Washington - The law that allows the "Statehood: yes-or-no" referendum leaves it up to Governor Wanda Vázquez Garced and the president of the State Elections Commission (SEC) to race against time so that the U.S. Justice Department can validate the vote.
The first reaction of the White House, however, reaffirms how difficult it will be for the New Progressive Party (PNP) government to obtain a favorable response from the U.S. government.
"The first priority for all Puerto Rico leaders should be getting their financial house in order," said a White House official officially reacting Saturday to the signing of the law that calls for the referendum along with the November 3 elections.
President Donald Trump has given a resounding no to statehood, which makes it even more doubtful whether his Justice Department will want to be related to a referendum that proposes turning the island into a U.S. state.
According to the law, the Governor will be the official representing Puerto Rico before the U.S. Attorney General and other agencies of the federal executive branch in all matters related to this law.
However, SEC President Juan Ernesto Dávila will be the coordinator of the processes required to try to get the U.S. Department of Justice to determine if the ballot and the electoral body's education campaign comply with the U.S. government constitutional, legal, and public policy standards, as provided by a 2014 federal law.
If federal Justice approves the referendum, the SEC could receive $2.5 million to help fund a vote estimated to cost $3.5 million.

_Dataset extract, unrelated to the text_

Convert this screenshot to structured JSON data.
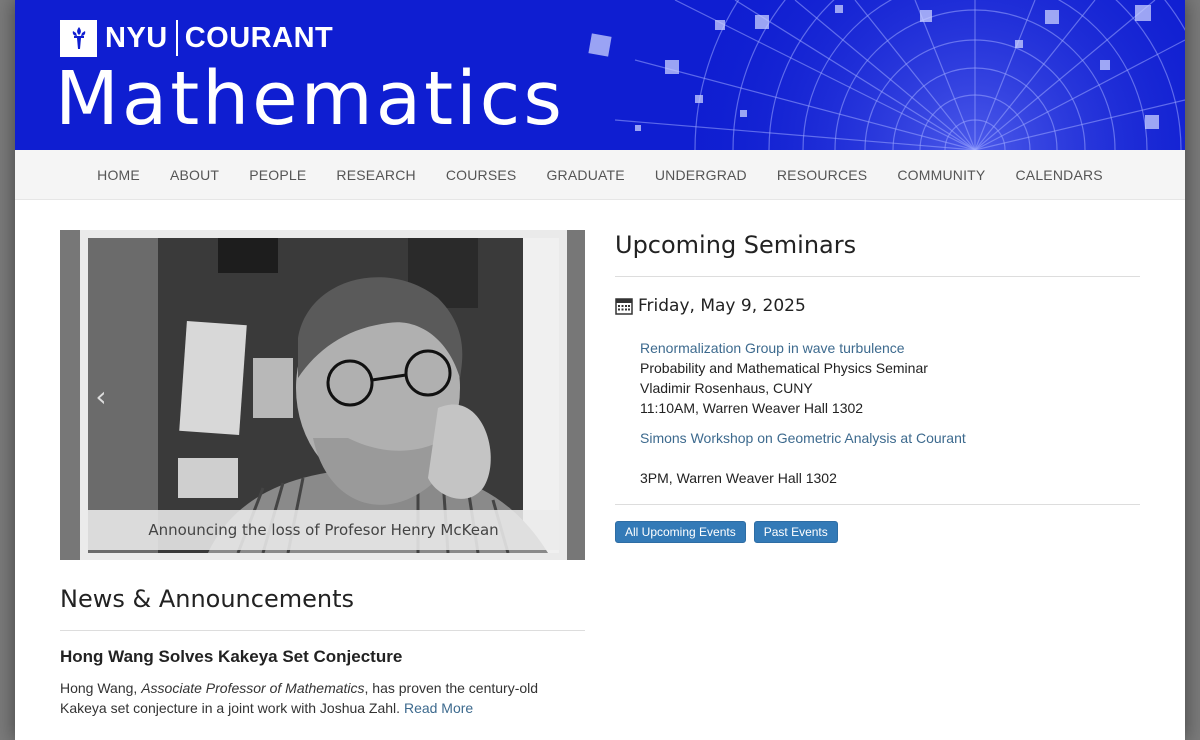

The new statute gives the SEC president 30 days - until June 15 - to send the U.S. Attorney General the draft ballot, copies of the election code, the referendum law and regulations, the overall design of the public education campaign - with a budget cap of $2 million - and the additional spending plan of about $1.5 million, among other things.